 Middlemiss, Cherished Experiences, 54–55. Marjorie Newton in “Mormonism in New Zealand: A Historical Appraisal” (Ph.D. Dissertation, University of Sydney, 1998), 202–28, pointed out that such accounts of a dramatic manifestation of the interpretation of tongues during one of Elder McKay’s talks date from at least thirteen years after the event and that details vary between accounts.
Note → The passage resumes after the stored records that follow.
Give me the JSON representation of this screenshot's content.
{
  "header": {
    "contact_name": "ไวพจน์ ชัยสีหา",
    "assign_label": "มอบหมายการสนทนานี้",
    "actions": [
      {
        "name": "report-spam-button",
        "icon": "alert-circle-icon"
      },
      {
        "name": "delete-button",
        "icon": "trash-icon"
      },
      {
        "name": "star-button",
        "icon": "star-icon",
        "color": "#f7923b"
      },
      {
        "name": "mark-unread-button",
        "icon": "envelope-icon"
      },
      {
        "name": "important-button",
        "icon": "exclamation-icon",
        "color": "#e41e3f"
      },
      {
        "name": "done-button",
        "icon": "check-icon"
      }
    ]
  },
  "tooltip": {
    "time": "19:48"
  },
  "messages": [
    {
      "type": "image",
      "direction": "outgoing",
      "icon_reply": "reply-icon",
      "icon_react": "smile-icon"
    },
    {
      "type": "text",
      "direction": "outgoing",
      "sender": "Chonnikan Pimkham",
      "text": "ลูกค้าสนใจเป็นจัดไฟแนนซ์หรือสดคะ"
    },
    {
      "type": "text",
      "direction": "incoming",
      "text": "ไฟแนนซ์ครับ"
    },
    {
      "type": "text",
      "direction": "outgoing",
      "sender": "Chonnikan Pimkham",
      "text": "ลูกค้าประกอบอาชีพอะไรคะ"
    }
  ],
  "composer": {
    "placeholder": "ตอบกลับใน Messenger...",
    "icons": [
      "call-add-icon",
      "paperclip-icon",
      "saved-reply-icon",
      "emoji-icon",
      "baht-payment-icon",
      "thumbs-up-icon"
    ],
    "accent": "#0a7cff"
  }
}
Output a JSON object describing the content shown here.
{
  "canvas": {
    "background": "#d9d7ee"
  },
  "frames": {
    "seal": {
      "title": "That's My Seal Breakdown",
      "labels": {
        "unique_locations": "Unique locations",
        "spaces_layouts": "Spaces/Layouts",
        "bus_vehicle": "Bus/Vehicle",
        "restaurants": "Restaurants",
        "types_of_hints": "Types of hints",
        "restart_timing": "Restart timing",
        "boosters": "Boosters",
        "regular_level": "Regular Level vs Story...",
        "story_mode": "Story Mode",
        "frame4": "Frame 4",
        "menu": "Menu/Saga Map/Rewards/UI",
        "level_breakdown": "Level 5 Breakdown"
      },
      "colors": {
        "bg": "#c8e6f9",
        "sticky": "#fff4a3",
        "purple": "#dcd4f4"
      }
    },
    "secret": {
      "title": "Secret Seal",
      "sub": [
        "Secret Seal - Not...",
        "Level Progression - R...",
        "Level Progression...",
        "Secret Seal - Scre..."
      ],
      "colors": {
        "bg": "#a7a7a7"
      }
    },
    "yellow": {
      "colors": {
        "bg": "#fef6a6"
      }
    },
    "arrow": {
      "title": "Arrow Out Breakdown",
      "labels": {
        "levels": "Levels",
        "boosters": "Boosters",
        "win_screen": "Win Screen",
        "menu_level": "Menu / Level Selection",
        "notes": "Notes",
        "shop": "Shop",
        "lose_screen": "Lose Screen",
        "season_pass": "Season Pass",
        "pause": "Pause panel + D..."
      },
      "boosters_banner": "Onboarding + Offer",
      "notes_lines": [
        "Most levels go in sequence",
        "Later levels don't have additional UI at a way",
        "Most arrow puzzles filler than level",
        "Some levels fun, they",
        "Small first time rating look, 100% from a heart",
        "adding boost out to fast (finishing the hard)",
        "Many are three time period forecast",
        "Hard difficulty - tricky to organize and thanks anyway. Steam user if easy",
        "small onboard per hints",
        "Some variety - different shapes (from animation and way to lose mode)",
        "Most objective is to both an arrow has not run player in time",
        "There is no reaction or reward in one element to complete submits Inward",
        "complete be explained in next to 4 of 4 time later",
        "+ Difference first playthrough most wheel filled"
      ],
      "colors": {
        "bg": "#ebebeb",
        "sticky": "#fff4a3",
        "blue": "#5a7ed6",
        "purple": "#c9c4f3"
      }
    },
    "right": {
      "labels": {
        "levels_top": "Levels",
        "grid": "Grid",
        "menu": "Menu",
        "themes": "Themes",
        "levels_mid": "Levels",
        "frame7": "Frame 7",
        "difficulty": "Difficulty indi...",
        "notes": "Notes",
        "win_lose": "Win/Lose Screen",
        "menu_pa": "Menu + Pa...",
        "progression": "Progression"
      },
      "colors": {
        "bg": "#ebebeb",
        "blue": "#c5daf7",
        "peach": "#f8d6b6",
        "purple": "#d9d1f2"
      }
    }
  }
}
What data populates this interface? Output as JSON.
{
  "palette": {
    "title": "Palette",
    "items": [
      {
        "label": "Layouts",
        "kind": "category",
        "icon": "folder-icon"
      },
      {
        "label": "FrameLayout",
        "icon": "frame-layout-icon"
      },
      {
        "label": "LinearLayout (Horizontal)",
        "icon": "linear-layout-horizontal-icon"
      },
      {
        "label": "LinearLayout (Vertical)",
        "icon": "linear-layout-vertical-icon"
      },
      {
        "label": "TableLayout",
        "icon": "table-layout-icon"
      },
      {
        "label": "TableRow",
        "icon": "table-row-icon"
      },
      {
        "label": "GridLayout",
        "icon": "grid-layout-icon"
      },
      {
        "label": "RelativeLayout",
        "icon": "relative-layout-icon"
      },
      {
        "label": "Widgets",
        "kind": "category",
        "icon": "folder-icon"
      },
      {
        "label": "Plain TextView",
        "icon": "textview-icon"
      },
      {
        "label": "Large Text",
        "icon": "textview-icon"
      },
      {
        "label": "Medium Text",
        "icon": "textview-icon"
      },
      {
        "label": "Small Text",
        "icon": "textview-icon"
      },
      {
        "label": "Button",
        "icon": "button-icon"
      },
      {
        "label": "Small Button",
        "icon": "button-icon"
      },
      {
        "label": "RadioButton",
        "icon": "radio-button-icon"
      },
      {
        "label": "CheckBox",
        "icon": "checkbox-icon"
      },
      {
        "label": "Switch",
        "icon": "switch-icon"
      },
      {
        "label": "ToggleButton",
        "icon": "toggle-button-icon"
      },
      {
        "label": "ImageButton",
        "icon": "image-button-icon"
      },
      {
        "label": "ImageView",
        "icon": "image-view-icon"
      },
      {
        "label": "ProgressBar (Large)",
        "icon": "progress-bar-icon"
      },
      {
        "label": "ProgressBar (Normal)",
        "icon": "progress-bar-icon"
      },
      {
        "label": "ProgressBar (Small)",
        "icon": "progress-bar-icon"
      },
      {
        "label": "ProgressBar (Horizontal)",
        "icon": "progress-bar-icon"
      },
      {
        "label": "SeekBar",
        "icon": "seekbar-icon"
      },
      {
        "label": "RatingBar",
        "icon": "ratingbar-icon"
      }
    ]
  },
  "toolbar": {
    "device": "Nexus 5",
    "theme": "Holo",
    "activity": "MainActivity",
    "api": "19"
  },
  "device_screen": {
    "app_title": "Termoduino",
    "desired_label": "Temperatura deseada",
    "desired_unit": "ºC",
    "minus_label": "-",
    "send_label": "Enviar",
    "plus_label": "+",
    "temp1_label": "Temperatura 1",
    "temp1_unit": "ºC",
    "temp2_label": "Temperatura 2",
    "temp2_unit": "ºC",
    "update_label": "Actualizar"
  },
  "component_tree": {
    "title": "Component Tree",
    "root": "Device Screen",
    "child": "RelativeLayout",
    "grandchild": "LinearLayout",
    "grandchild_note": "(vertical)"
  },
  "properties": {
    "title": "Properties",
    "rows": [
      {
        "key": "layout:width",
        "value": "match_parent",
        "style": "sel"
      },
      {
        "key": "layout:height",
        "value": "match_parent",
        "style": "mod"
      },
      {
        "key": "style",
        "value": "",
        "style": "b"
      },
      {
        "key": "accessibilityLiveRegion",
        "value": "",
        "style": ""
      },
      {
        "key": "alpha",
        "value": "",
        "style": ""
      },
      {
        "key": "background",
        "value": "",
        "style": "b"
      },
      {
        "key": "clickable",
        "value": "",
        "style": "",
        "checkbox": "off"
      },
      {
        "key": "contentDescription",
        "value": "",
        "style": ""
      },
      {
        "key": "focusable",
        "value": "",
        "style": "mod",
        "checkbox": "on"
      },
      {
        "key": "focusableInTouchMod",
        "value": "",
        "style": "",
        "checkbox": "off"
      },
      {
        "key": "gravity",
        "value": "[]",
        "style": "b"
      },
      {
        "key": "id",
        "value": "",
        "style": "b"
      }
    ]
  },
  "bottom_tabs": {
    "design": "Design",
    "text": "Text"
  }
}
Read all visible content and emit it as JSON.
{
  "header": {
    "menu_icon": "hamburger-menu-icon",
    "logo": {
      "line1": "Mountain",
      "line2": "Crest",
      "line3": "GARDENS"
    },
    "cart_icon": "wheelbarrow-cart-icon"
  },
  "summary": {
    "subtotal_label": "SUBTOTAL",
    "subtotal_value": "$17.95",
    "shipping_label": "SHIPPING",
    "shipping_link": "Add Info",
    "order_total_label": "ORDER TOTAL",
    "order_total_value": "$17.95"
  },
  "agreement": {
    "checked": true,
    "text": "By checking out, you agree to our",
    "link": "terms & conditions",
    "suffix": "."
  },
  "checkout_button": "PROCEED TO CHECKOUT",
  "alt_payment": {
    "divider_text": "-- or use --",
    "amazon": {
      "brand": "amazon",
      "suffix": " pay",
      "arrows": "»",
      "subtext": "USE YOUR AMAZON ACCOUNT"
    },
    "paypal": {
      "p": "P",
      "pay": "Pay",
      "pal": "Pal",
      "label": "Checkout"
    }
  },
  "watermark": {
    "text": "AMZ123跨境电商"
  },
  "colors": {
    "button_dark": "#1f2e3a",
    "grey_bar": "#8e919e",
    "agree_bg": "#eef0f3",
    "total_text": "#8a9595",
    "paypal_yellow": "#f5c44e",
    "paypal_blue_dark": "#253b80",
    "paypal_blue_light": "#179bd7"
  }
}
 Stuart Meha, “A Wonderful Manifestation of the Gift of Interpretation of Tongues,” May 17, 1934, as cited in Newton, “Mormonism in New Zealand,” 213. Years later, Meha added these details: “When Elder McKay stood up to speak, a great silence fell and I stood beside him ready to translate. He then turned to me and said: ‘Brother Meha I’m going to ask our Heavenly Father to bless this great gathering with his Spirit so that the people will understand what I am going to say, just as it was on the Day of Pentecost, when people . . . who had come from many countries, heard and understood what the Apostle Peter and the others were saying in their respective mother tongues. I pray that this be another Day of Pentecost.’ Then he spoke. It was the Spirit of God which gave him utterance. After a few moments I looked around the audience and noticed the effect of that discourse upon the people. What I saw convinced me that the people knew and understood clearly what was being said by another apostle of the Lord, for I perceived old men and women with heads bowed and tears running down their faces. . . . I knew those aged people did not know English, but here, on this occasion, they knew—for a servant of God had blessed them that they might have the spirit of interpretation of tongues” (Stuart Meha, “Reminiscence,” n.d.; tape recording in possession of author).
 David O. McKay to Emma Ray Riggs McKay, May 4, 1921, as cited in McKay, My Father, 129.
 David O. McKay to Emma Ray Riggs McKay, May 4, 1921, as cited in McKay, My Father, 129.
 McKay, Diary, April 24, 1921.
 McKay, Diary, April 30 and May 2, 1921.
 McKay, Diary, May 8, 1921.
 Middlemiss, Cherished Experiences, 59–60; see also McKay, Diary, May 10–11, 1921; emphasis in original.
 McKay, Diary, May 11, 1921.
 McKay, Diary, May 24, 1921. It is unclear whether this was a letter Elder McKay was to convey to President Grant or whether the Samoan leaders mistook him for the prophet.
 Cannon, Around-the-World Travels, 123.
 Cannon, Around-the-World Travels, 137.
 McKay, Diary, May 31, 1921; compare with Middlemiss, Cherished Experiences, 65–66.
 McKay, Diary, May 31, 1921; compare with Middlemiss, Cherished Experiences, 65–66.
 Cited in Gibbons, David O. McKay, 116.
 Cited in Gibbons, David O. McKay, 116.
 Britsch, Unto the Islands of the Sea, 391.
 John Q. Adams, Samoan Mission Report, n.p., in Annual Mission Reports, 1921, Church Archives.
 Cannon, Around-the-World Travels, 146.
 David O. McKay to Emma Ray Riggs McKay, July 4, 1921, as cited in McKay, My Father, 141–42.
 David O. McKay to Emma Ray Riggs McKay, July 4, 1921, as cited in McKay, My Father, 141–42.
 McKay, Diary, July 4, 1921.
 McKay, Diary, July 13, 1921. On the exclusion of missionaries from Tonga, see R. Lanier Britsch, “Mormon Intruders in Tonga: The Passport Act of 1922,” in Mormons, Scripture, and the Ancient World, ed. Davis Bitton (Provo, UT: FARMS, 1998), 121–48.
 McKay, Diary, August 17, 1921.
 McKay, Diary, August 21, 1921.
 Cannon, Around-the-World Travels, 169.